With the struggle to eat, the chimney sweep was sometimes “forgotten” and the resultant fire meant the occupier had to appear at Hamilton Burgh Court.

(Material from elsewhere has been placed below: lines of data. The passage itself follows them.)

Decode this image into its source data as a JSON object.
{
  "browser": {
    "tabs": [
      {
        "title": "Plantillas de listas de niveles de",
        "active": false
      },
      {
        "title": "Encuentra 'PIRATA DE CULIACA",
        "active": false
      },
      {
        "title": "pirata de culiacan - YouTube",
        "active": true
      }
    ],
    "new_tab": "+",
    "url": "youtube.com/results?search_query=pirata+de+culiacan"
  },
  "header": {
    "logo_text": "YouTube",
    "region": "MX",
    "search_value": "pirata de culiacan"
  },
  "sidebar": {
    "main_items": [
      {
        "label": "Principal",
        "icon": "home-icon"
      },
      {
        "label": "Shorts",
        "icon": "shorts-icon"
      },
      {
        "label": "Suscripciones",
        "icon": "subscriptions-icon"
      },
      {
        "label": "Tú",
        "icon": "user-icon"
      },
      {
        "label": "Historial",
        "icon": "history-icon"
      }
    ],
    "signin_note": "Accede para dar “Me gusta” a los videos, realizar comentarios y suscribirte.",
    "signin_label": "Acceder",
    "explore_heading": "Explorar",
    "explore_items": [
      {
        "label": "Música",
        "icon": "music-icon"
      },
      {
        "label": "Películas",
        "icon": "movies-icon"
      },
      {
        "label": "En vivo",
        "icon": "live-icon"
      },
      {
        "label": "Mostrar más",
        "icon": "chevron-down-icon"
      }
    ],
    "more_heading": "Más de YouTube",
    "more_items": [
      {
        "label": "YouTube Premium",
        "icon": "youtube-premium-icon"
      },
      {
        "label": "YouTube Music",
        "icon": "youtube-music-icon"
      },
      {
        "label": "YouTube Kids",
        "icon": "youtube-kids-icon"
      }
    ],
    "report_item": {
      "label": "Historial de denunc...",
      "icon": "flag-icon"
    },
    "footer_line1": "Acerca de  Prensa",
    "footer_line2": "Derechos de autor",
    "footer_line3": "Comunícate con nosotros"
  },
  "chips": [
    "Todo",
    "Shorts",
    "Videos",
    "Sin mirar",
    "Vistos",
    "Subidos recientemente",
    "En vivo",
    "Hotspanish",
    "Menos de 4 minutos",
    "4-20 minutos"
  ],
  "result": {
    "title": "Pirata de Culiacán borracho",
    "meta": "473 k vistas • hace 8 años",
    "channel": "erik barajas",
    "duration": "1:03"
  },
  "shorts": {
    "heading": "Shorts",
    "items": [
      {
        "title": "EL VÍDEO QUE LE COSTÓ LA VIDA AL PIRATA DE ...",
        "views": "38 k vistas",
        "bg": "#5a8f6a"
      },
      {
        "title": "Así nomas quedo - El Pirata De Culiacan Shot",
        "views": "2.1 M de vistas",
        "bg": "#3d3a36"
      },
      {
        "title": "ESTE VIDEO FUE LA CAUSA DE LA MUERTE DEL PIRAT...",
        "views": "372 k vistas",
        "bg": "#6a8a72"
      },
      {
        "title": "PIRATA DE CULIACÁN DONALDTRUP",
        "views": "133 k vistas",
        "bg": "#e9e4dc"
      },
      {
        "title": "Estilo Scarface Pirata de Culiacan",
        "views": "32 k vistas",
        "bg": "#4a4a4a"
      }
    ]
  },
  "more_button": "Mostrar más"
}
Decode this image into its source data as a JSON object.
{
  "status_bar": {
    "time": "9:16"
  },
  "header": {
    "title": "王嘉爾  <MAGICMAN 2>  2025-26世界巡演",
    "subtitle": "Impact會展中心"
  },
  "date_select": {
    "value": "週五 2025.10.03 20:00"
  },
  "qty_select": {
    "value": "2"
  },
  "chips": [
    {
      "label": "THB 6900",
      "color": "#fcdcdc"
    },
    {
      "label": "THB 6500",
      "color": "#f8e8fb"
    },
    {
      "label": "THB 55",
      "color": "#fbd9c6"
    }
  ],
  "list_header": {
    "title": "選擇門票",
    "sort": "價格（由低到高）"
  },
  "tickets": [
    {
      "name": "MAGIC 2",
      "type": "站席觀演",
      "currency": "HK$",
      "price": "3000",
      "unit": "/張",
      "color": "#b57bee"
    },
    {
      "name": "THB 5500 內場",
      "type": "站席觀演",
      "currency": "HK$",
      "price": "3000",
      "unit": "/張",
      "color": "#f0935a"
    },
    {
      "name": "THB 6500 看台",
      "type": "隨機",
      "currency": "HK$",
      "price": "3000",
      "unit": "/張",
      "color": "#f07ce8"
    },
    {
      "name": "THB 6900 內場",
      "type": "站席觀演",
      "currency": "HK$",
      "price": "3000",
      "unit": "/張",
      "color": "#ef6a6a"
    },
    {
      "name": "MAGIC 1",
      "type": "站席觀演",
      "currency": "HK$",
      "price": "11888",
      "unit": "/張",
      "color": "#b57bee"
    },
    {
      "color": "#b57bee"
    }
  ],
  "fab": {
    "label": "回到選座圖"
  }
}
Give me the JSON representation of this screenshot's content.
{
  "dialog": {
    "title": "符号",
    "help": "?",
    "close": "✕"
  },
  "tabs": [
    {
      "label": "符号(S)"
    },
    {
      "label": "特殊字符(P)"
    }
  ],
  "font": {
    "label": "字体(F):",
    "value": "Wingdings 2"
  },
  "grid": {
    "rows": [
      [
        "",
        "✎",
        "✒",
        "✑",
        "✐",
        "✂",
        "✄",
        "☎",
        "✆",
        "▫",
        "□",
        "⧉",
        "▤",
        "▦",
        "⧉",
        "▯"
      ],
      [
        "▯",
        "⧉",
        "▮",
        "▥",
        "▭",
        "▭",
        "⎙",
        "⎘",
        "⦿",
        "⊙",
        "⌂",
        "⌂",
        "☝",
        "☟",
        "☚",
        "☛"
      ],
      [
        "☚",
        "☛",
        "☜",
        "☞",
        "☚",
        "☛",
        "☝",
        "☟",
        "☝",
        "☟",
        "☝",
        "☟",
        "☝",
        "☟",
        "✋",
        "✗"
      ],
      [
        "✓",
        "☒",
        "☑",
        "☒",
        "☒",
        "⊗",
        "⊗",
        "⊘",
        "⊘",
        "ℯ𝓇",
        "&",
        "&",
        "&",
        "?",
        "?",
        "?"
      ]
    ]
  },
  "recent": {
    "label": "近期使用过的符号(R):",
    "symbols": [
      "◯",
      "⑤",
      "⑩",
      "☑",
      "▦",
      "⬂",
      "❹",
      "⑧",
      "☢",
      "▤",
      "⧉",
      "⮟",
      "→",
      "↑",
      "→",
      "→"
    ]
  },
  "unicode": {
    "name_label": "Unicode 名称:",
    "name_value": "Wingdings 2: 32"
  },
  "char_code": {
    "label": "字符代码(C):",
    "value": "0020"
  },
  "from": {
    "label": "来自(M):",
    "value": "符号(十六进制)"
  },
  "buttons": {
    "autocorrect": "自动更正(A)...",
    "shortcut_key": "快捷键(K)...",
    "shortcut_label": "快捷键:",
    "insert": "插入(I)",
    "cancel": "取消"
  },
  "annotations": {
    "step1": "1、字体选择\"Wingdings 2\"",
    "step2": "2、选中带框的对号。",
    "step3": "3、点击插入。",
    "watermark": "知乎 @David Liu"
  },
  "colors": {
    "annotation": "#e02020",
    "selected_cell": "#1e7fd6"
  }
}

William Gray failed to appear and sent this poem instead.

I got up at three the ither morn, That’s as shair as I’m alive,
Tae sort ma fire and try and hae Ma kettle biled by five

I broke the raker up and then Slipped back into ma bed
For tae try anither twa oor’s sleep Tae ease ma aching head.

I wis dreaming of some happy days.When I heard an awfu’ roar, Wi’ a sudden leap I sprang richt Oot o’ bed on tae the floor
Noo, this is true, although Ye micht imagine I’m a liar Fae the bottom o’ my he’rt I cried My God, ma lum’s on fire!

I had nothing bit ma shirt on, And ma he’rt wis achin sore,
And tae mak’ ma misery mair complete A knock comes tae ma door,
When I opened it I gazed upon Two gallant men in blue,
So I whispered tae masel—My heavens! “Wull, yer landed noo.”

Bit tae gie the men their due They hadna very much tae say;
They took doon ma name And then they baith slipped away.
I kent they wid report it tae Some yin a wee bit higher,
And I’d likely need tae suffer For that auld lum gaun on fire.

I have travelled roon the world noo For three score years and mair, And noo this is ma first offence—Nae wunner ma hert’s sair
But I hope they show me mercy, For I’d be far better deid
Than them tae send me for A wheen o’ years tae Peterheid.

Noo the nicht before the trial I wid like ye a’ tae pray,
For the sentence tae be very light On your poet Willie Gray,
And I’ll tak dasht guid care That while I live in Lanarkshire
Nae policeman will ever see Ma lum again on fire.

Written by William Gray. 6/9/1928. Hamilton Herald and transcribed by Wilma Bolton.

I can’t help but think that this is something that Hugh Hainey would have done!!